C-124 Globemaster Memories

Greetings to All my Kith and Kin and All the Ships in Outer Space:

As I walk through the underground tunnel linking the Scott Building and the Sheridan Building here at the Ol' Soldiers' Home in Washington, D.C., I observe a framed color official United States Air Force photograph of a Douglas C-124 "Globemaster" flying over the Statue of Liberty in the harbor of New York City.

I love looking at that photograph, for it brings back a fond memory.

I can't remember the exact year, but I'm guessing it was the Winter of 1972, and I was a soldier, just back from Viet Nam, and trying to get to North Carolina to visit my folks.

I went to McChord Air Force Base, which is adjacent to Fort Lewis and Tacoma, Washington, to try and get a "military hop" going East.

One of the benefits of being in the military service is free transportation on military aircraft, if space is available, and the crew's mission will allow it.

As luck would have it, I caught a C-124 "Globemaster", carrying two U.S. Army UH-1 "Iroquois" helicopters, bound for Kelly Air Force Base in San Antonio, Texas.

NOTE: Just about everybody calls the UH-1 helicopter a "Huey", because it was manufactured by Hughs Aircraft, but its correct official nickname was "Iroquois".

At the time, I knew this was something VERY special, for the C-124 "Globemaster" was an old airplane and would not be flying much longer.

It was cold and noisy, but I covered up with some blankets and slept most of the way.

We stopped at Gray Army Airfield, which is at Fort Hood, Texas, where the two helicopters were unloaded.

A few years later, I would be stationed at Fort Hood.

The flight of the old C-124 "Globemaster" resumed, ending at Kelly Air Force Base.

There, I caught a C-141 "Starlifter" which was headed for McGuire Air Force Base, which is adjacent to Fort Dix, New Jersey.

From there, I rode a Greyhound bus to North Carolina.

I remember touring a C-124 "Globemaster" on Armed Forces Day (I don't remember where - - - Pope Air Force Base, North Carolina, maybe?) and looking out the window onto the wing, which seemed to stretch for miles.

You entered the aircraft up a ramp, through gaping double doors in the nose of the plane.

It was so huge, you had to wonder how the plane ever flew?

So, every time I see a C-124 "Globemaster", either in a photograph, on a television show, or a movie, or parked on display at a museum, I experience fond nostalgia for that old airplane, even though I only got to ride in it just once.

Thank you.

John Robert Mallernee, KB3KWS
Official Bard of Clan Henderson
Armed Forces Retirement Home
Washington, D.C. 20011-8400

" - - - the blood is strong, the heart is Highland, and we in dreams behold the Hebrides."

2 comments:

Anthony W. Pahl said...

G'day John

I have bookmarked your blog and website, and will visit as frequently as possible.
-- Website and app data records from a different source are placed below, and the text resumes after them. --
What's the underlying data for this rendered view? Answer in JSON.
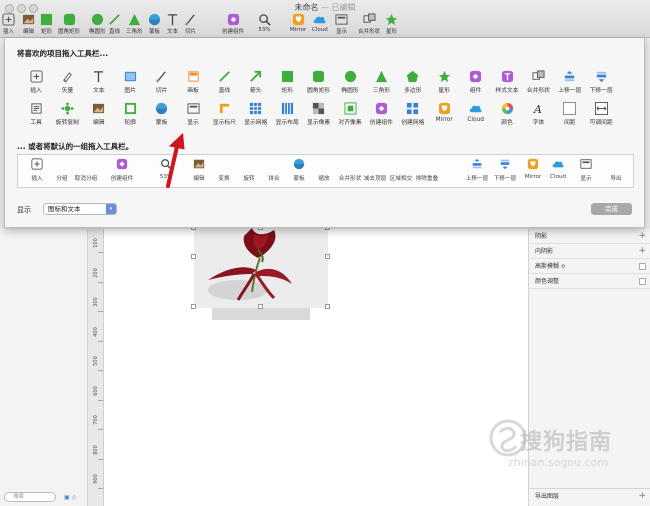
{
  "window": {
    "title": "未命名",
    "title_suffix": "— 已编辑"
  },
  "toolbar": [
    {
      "label": "插入",
      "icon": "plus-icon",
      "color": "#555555"
    },
    {
      "label": "编辑",
      "icon": "edit-image-icon",
      "color": "#7a5c3a"
    },
    {
      "label": "矩形",
      "icon": "rectangle-icon",
      "color": "#3fae3f"
    },
    {
      "label": "圆角矩形",
      "icon": "rounded-rectangle-icon",
      "color": "#3fae3f"
    },
    {
      "label": "椭圆形",
      "icon": "oval-icon",
      "color": "#3fae3f"
    },
    {
      "label": "直线",
      "icon": "line-icon",
      "color": "#3fae3f"
    },
    {
      "label": "三角形",
      "icon": "triangle-icon",
      "color": "#3fae3f"
    },
    {
      "label": "蒙板",
      "icon": "mask-icon",
      "color": "#3aa0d8"
    },
    {
      "label": "文本",
      "icon": "text-icon",
      "color": "#444444"
    },
    {
      "label": "切片",
      "icon": "slice-icon",
      "color": "#555555"
    },
    {
      "label": "创建组件",
      "icon": "symbol-icon",
      "color": "#b05bd6"
    },
    {
      "label": "53%",
      "icon": "zoom-icon",
      "color": "#444444"
    },
    {
      "label": "Mirror",
      "icon": "mirror-icon",
      "color": "#f0a020"
    },
    {
      "label": "Cloud",
      "icon": "cloud-icon",
      "color": "#2e9be0"
    },
    {
      "label": "显示",
      "icon": "view-icon",
      "color": "#555555"
    },
    {
      "label": "合并形状",
      "icon": "combine-icon",
      "color": "#555555"
    },
    {
      "label": "星形",
      "icon": "star-icon",
      "color": "#3fae3f"
    }
  ],
  "sheet": {
    "title": "将喜欢的项目拖入工具栏...",
    "row1": [
      {
        "label": "插入",
        "icon": "plus-icon",
        "color": "#555555"
      },
      {
        "label": "矢量",
        "icon": "vector-pen-icon",
        "color": "#666666"
      },
      {
        "label": "文本",
        "icon": "text-icon",
        "color": "#444444"
      },
      {
        "label": "图片",
        "icon": "image-icon",
        "color": "#3a7fd6"
      },
      {
        "label": "切片",
        "icon": "slice-icon",
        "color": "#555555"
      },
      {
        "label": "画板",
        "icon": "artboard-icon",
        "color": "#f08a2a"
      },
      {
        "label": "直线",
        "icon": "line-icon",
        "color": "#3fae3f"
      },
      {
        "label": "箭头",
        "icon": "arrow-icon",
        "color": "#3fae3f"
      },
      {
        "label": "矩形",
        "icon": "rectangle-icon",
        "color": "#3fae3f"
      },
      {
        "label": "圆角矩形",
        "icon": "rounded-rectangle-icon",
        "color": "#3fae3f"
      },
      {
        "label": "椭圆形",
        "icon": "oval-icon",
        "color": "#3fae3f"
      },
      {
        "label": "三角形",
        "icon": "triangle-icon",
        "color": "#3fae3f"
      },
      {
        "label": "多边形",
        "icon": "polygon-icon",
        "color": "#3fae3f"
      },
      {
        "label": "星形",
        "icon": "star-icon",
        "color": "#3fae3f"
      },
      {
        "label": "组件",
        "icon": "symbol-icon",
        "color": "#b05bd6"
      },
      {
        "label": "样式文本",
        "icon": "text-style-icon",
        "color": "#b05bd6"
      },
      {
        "label": "合并形状",
        "icon": "combine-icon",
        "color": "#555555"
      },
      {
        "label": "上移一层",
        "icon": "move-up-icon",
        "color": "#3a7fd6"
      },
      {
        "label": "下移一层",
        "icon": "move-down-icon",
        "color": "#3a7fd6"
      }
    ],
    "row2": [
      {
        "label": "工具",
        "icon": "tools-icon",
        "color": "#555555"
      },
      {
        "label": "旋转复制",
        "icon": "rotate-copies-icon",
        "color": "#3fae3f"
      },
      {
        "label": "编辑",
        "icon": "edit-image-icon",
        "color": "#7a5c3a"
      },
      {
        "label": "轮廓",
        "icon": "outline-icon",
        "color": "#3fae3f"
      },
      {
        "label": "蒙板",
        "icon": "mask-icon",
        "color": "#3aa0d8"
      },
      {
        "label": "显示",
        "icon": "view-icon",
        "color": "#555555"
      },
      {
        "label": "显示标尺",
        "icon": "ruler-icon",
        "color": "#f0a020"
      },
      {
        "label": "显示网格",
        "icon": "grid-icon",
        "color": "#3a7fd6"
      },
      {
        "label": "显示布局",
        "icon": "layout-icon",
        "color": "#3a7fd6"
      },
      {
        "label": "显示像素",
        "icon": "pixel-icon",
        "color": "#555555"
      },
      {
        "label": "对齐像素",
        "icon": "align-pixel-icon",
        "color": "#3fae3f"
      },
      {
        "label": "创建组件",
        "icon": "symbol-icon",
        "color": "#b05bd6"
      },
      {
        "label": "创建网格",
        "icon": "make-grid-icon",
        "color": "#3a7fd6"
      },
      {
        "label": "Mirror",
        "icon": "mirror-icon",
        "color": "#f0a020"
      },
      {
        "label": "Cloud",
        "icon": "cloud-icon",
        "color": "#2e9be0"
      },
      {
        "label": "颜色",
        "icon": "color-wheel-icon",
        "color": "#e0505a"
      },
      {
        "label": "字体",
        "icon": "font-icon",
        "color": "#333333"
      },
      {
        "label": "间距",
        "icon": "space-icon",
        "color": "#888888"
      },
      {
        "label": "可调间距",
        "icon": "flexible-space-icon",
        "color": "#555555"
      }
    ],
    "default_title": "... 或者将默认的一组拖入工具栏。",
    "default_set": [
      {
        "label": "插入",
        "icon": "plus-icon",
        "color": "#555555"
      },
      {
        "label": "分组",
        "icon": "",
        "color": "#555555"
      },
      {
        "label": "取消分组",
        "icon": "",
        "color": "#555555"
      },
      {
        "label": "创建组件",
        "icon": "symbol-icon",
        "color": "#b05bd6"
      },
      {
        "label": "53%",
        "icon": "zoom-icon",
        "color": "#444444"
      },
      {
        "label": "编辑",
        "icon": "edit-image-icon",
        "color": "#7a5c3a"
      },
      {
        "label": "变换",
        "icon": "",
        "color": "#555555"
      },
      {
        "label": "旋转",
        "icon": "",
        "color": "#555555"
      },
      {
        "label": "拼合",
        "icon": "",
        "color": "#555555"
      },
      {
        "label": "蒙板",
        "icon": "mask-icon",
        "color": "#3aa0d8"
      },
      {
        "label": "缩放",
        "icon": "",
        "color": "#555555"
      },
      {
        "label": "合并形状",
        "icon": "",
        "color": "#555555"
      },
      {
        "label": "减去顶层",
        "icon": "",
        "color": "#555555"
      },
      {
        "label": "区域相交",
        "icon": "",
        "color": "#555555"
      },
      {
        "label": "排除重叠",
        "icon": "",
        "color": "#555555"
      },
      {
        "label": "上移一层",
        "icon": "move-up-icon",
        "color": "#3a7fd6"
      },
      {
        "label": "下移一层",
        "icon": "move-down-icon",
        "color": "#3a7fd6"
      },
      {
        "label": "Mirror",
        "icon": "mirror-icon",
        "color": "#f0a020"
      },
      {
        "label": "Cloud",
        "icon": "cloud-icon",
        "color": "#2e9be0"
      },
      {
        "label": "显示",
        "icon": "view-icon",
        "color": "#555555"
      },
      {
        "label": "导出",
        "icon": "",
        "color": "#555555"
      }
    ],
    "show_label": "显示",
    "show_value": "图标和文本",
    "done_label": "完成"
  },
  "left_panel": {
    "search_placeholder": "搜索"
  },
  "ruler_ticks": [
    "100",
    "200",
    "300",
    "400",
    "500",
    "600",
    "700",
    "800",
    "900"
  ],
  "right_panel": {
    "rows": [
      {
        "label": "阴影",
        "control": "plus"
      },
      {
        "label": "内阴影",
        "control": "plus"
      },
      {
        "label": "高斯模糊 ≎",
        "control": "check"
      },
      {
        "label": "颜色调整",
        "control": "check"
      }
    ],
    "export_label": "导出图层"
  },
  "watermark": {
    "text": "搜狗指南",
    "url": "zhinan.sogou.com"
  }
}
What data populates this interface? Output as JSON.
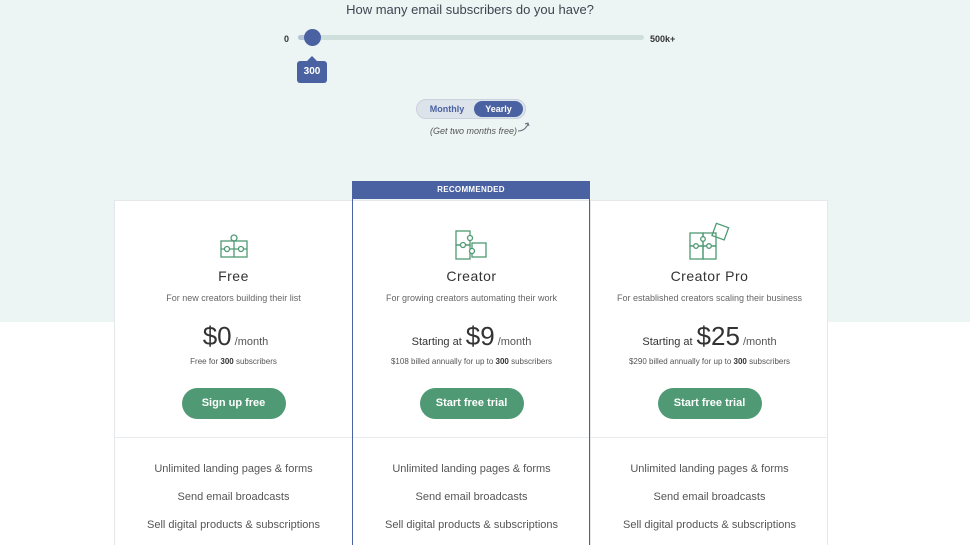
{
  "question": "How many email subscribers do you have?",
  "slider": {
    "min_label": "0",
    "max_label": "500k+",
    "value": "300",
    "fill_fraction": 0.02
  },
  "billing_toggle": {
    "monthly": "Monthly",
    "yearly": "Yearly",
    "selected": "Yearly",
    "note": "(Get two months free)"
  },
  "recommended_badge": "RECOMMENDED",
  "colors": {
    "accent": "#4a62a2",
    "cta": "#4f9a74",
    "icon": "#4f9a74",
    "top_bg": "#edf5f4"
  },
  "plans": [
    {
      "name": "Free",
      "description": "For new creators building their list",
      "price_prefix": "",
      "price": "$0",
      "period": "/month",
      "billing_pre": "Free for ",
      "billing_count": "300",
      "billing_post": " subscribers",
      "cta": "Sign up free",
      "icon": "puzzle-icon",
      "features": [
        "Unlimited landing pages & forms",
        "Send email broadcasts",
        "Sell digital products & subscriptions"
      ]
    },
    {
      "name": "Creator",
      "description": "For growing creators automating their work",
      "price_prefix": "Starting at",
      "price": "$9",
      "period": "/month",
      "billing_pre": "$108 billed annually for up to ",
      "billing_count": "300",
      "billing_post": " subscribers",
      "cta": "Start free trial",
      "icon": "puzzle-pieces-icon",
      "features": [
        "Unlimited landing pages & forms",
        "Send email broadcasts",
        "Sell digital products & subscriptions"
      ]
    },
    {
      "name": "Creator Pro",
      "description": "For established creators scaling their business",
      "price_prefix": "Starting at",
      "price": "$25",
      "period": "/month",
      "billing_pre": "$290 billed annually for up to ",
      "billing_count": "300",
      "billing_post": " subscribers",
      "cta": "Start free trial",
      "icon": "puzzle-stack-icon",
      "features": [
        "Unlimited landing pages & forms",
        "Send email broadcasts",
        "Sell digital products & subscriptions"
      ]
    }
  ]
}
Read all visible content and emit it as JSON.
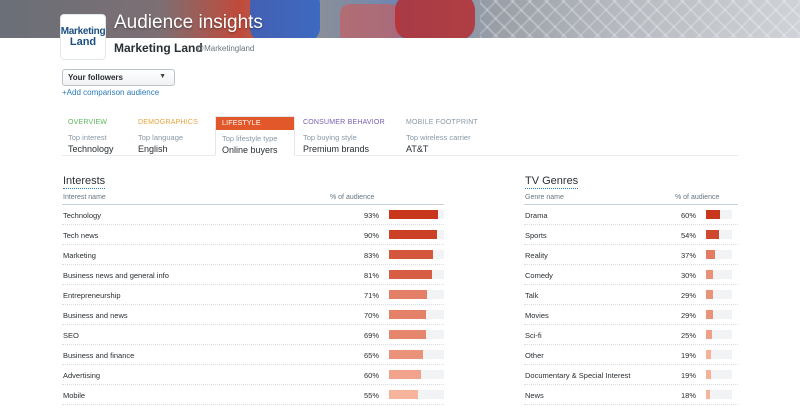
{
  "banner": {
    "title": "Audience insights"
  },
  "logo": {
    "line1": "Marketing",
    "line2": "Land"
  },
  "account": {
    "name": "Marketing Land",
    "handle": "@Marketingland"
  },
  "audience_select": {
    "value": "Your followers",
    "icon": "chevron-down-icon"
  },
  "add_comparison": "+Add comparison audience",
  "tabs": [
    {
      "label": "OVERVIEW",
      "sub": "Top interest",
      "value": "Technology",
      "color": "#5cb85c"
    },
    {
      "label": "DEMOGRAPHICS",
      "sub": "Top language",
      "value": "English",
      "color": "#e8a33d"
    },
    {
      "label": "LIFESTYLE",
      "sub": "Top lifestyle type",
      "value": "Online buyers",
      "color": "#ffffff",
      "active": true
    },
    {
      "label": "CONSUMER BEHAVIOR",
      "sub": "Top buying style",
      "value": "Premium brands",
      "color": "#7a5bb0"
    },
    {
      "label": "MOBILE FOOTPRINT",
      "sub": "Top wireless carrier",
      "value": "AT&T",
      "color": "#8899a6"
    }
  ],
  "interests": {
    "title": "Interests",
    "col_name": "Interest name",
    "col_pct": "% of audience",
    "rows": [
      {
        "name": "Technology",
        "pct": "93%",
        "value": 93
      },
      {
        "name": "Tech news",
        "pct": "90%",
        "value": 90
      },
      {
        "name": "Marketing",
        "pct": "83%",
        "value": 83
      },
      {
        "name": "Business news and general info",
        "pct": "81%",
        "value": 81
      },
      {
        "name": "Entrepreneurship",
        "pct": "71%",
        "value": 71
      },
      {
        "name": "Business and news",
        "pct": "70%",
        "value": 70
      },
      {
        "name": "SEO",
        "pct": "69%",
        "value": 69
      },
      {
        "name": "Business and finance",
        "pct": "65%",
        "value": 65
      },
      {
        "name": "Advertising",
        "pct": "60%",
        "value": 60
      },
      {
        "name": "Mobile",
        "pct": "55%",
        "value": 55
      }
    ]
  },
  "tv_genres": {
    "title": "TV Genres",
    "col_name": "Genre name",
    "col_pct": "% of audience",
    "rows": [
      {
        "name": "Drama",
        "pct": "60%",
        "value": 60
      },
      {
        "name": "Sports",
        "pct": "54%",
        "value": 54
      },
      {
        "name": "Reality",
        "pct": "37%",
        "value": 37
      },
      {
        "name": "Comedy",
        "pct": "30%",
        "value": 30
      },
      {
        "name": "Talk",
        "pct": "29%",
        "value": 29
      },
      {
        "name": "Movies",
        "pct": "29%",
        "value": 29
      },
      {
        "name": "Sci-fi",
        "pct": "25%",
        "value": 25
      },
      {
        "name": "Other",
        "pct": "19%",
        "value": 19
      },
      {
        "name": "Documentary & Special Interest",
        "pct": "19%",
        "value": 19
      },
      {
        "name": "News",
        "pct": "18%",
        "value": 18
      }
    ]
  },
  "colors": {
    "bar_dark": "#c8361b",
    "bar_light": "#f7b49c",
    "accent": "#e2582b",
    "link": "#2b7bb9"
  }
}
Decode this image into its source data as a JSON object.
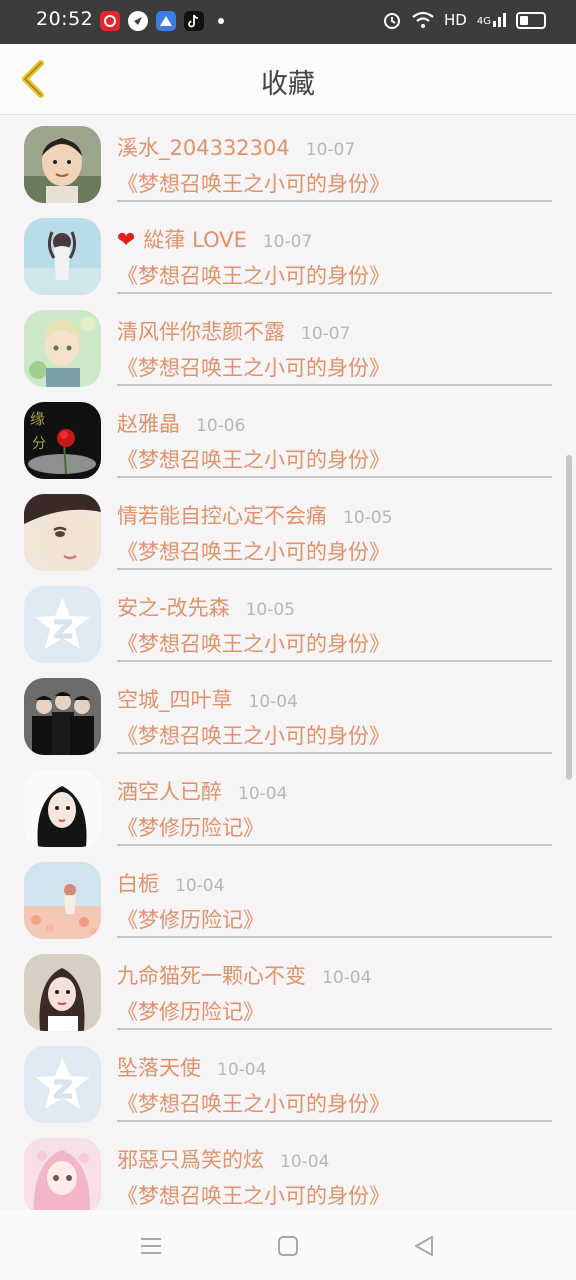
{
  "status": {
    "time": "20:52",
    "network": "HD",
    "signal": "4G",
    "apps": [
      "weibo-like-app-icon",
      "navigation-app-icon",
      "cloud-app-icon",
      "tiktok-icon"
    ]
  },
  "header": {
    "title": "收藏"
  },
  "entries": [
    {
      "name": "溪水_204332304",
      "date": "10-07",
      "work": "《梦想召唤王之小可的身份》",
      "avatar": "photo-child-avatar",
      "heart": ""
    },
    {
      "name": "緃葎 LOVE",
      "date": "10-07",
      "work": "《梦想召唤王之小可的身份》",
      "avatar": "girl-silhouette-avatar",
      "heart": "❤"
    },
    {
      "name": "清风伴你悲颜不露",
      "date": "10-07",
      "work": "《梦想召唤王之小可的身份》",
      "avatar": "anime-boy-avatar",
      "heart": ""
    },
    {
      "name": "赵雅晶",
      "date": "10-06",
      "work": "《梦想召唤王之小可的身份》",
      "avatar": "red-rose-avatar",
      "heart": ""
    },
    {
      "name": "情若能自控心定不会痛",
      "date": "10-05",
      "work": "《梦想召唤王之小可的身份》",
      "avatar": "girl-closeup-avatar",
      "heart": ""
    },
    {
      "name": "安之-改先森",
      "date": "10-05",
      "work": "《梦想召唤王之小可的身份》",
      "avatar": "default-qq-avatar",
      "heart": ""
    },
    {
      "name": "空城_四叶草",
      "date": "10-04",
      "work": "《梦想召唤王之小可的身份》",
      "avatar": "band-group-avatar",
      "heart": ""
    },
    {
      "name": "酒空人已醉",
      "date": "10-04",
      "work": "《梦修历险记》",
      "avatar": "dark-hair-girl-avatar",
      "heart": ""
    },
    {
      "name": "白栀",
      "date": "10-04",
      "work": "《梦修历险记》",
      "avatar": "flower-field-girl-avatar",
      "heart": ""
    },
    {
      "name": "九命猫死一颗心不变",
      "date": "10-04",
      "work": "《梦修历险记》",
      "avatar": "portrait-girl-avatar",
      "heart": ""
    },
    {
      "name": "坠落天使",
      "date": "10-04",
      "work": "《梦想召唤王之小可的身份》",
      "avatar": "default-qq-avatar",
      "heart": ""
    },
    {
      "name": "邪惡只爲笑的炫",
      "date": "10-04",
      "work": "《梦想召唤王之小可的身份》",
      "avatar": "pink-anime-girl-avatar",
      "heart": ""
    }
  ],
  "colors": {
    "accent": "#e0926a",
    "date": "#b7b7b7",
    "back_arrow": "#e8c12a"
  }
}
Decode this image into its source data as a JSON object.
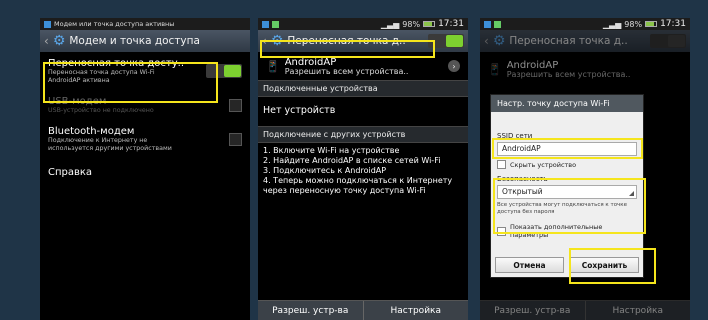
{
  "phone1": {
    "status_text": "Модем или точка доступа активны",
    "title": "Модем и точка доступа",
    "items": [
      {
        "title": "Переносная точка досту..",
        "subtitle": "Переносная точка доступа Wi-Fi AndroidAP активна"
      },
      {
        "title": "USB-модем",
        "subtitle": "USB-устройство не подключено"
      },
      {
        "title": "Bluetooth-модем",
        "subtitle": "Подключение к Интернету не используется другими устройствами"
      },
      {
        "title": "Справка"
      }
    ]
  },
  "phone2": {
    "status_battery": "98%",
    "status_time": "17:31",
    "title": "Переносная точка д..",
    "network": {
      "name": "AndroidAP",
      "subtitle": "Разрешить всем устройства.."
    },
    "section_connected": "Подключенные устройства",
    "no_devices": "Нет устройств",
    "section_connect_other": "Подключение с других устройств",
    "steps": [
      "1. Включите Wi-Fi на устройстве",
      "2. Найдите AndroidAP в списке сетей Wi-Fi",
      "3. Подключитесь к AndroidAP",
      "4. Теперь можно подключаться к Интернету через переносную точку доступа Wi-Fi"
    ],
    "bottom_left": "Разреш. устр-ва",
    "bottom_right": "Настройка"
  },
  "phone3": {
    "status_battery": "98%",
    "status_time": "17:31",
    "title": "Переносная точка д..",
    "network_name": "AndroidAP",
    "network_subtitle": "Разрешить всем устройства..",
    "dialog": {
      "title": "Настр. точку доступа Wi-Fi",
      "ssid_label": "SSID сети",
      "ssid_value": "AndroidAP",
      "hide_device": "Скрыть устройство",
      "security_label": "Безопасность",
      "security_value": "Открытый",
      "security_note": "Все устройства могут подключаться к точке доступа без пароля",
      "show_advanced": "Показать дополнительные параметры",
      "cancel": "Отмена",
      "save": "Сохранить"
    },
    "bottom_left": "Разреш. устр-ва",
    "bottom_right": "Настройка"
  },
  "colors": {
    "highlight": "#f5e51c",
    "toggle_on": "#7dd030",
    "link": "#39a0e0"
  }
}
I love your story about the Globemaster and look forward to reading your future pieces. May I have your permission to "grab" any of the peices that are war/veteran realted and add them to your IWVPA index?

Peace and Blessing be with you, my friend,
Tony

John Robert Mallernee, KB3KWS said...

Tony,

Yes, you can use anything I write.

Thank you so much for your help.

Did the RAAF have any C-124 Globemasters in their inventory?

Did you ever fly on one?

What kinds of Oz military aircraft hauled passengers and cargo?

What kind did Oz paratroopers jump from?

Growing up as an "Army brat" , I watched our American paratroopers mostly jump from Fairchild C-119 "Flying Boxcars", and by the time I was grown, those planes were phased out, and they used mostly C-130 Hercules aircraft for EVERY thing!

In Viet Nam, I flew a BUNCH of times on C-130 planes.

I had one flight on a C-7 "Caribou".

Back in the States, I mostly flew on C-141 "Starlifter" jet transports.

Thank you.

John Robert Mallernee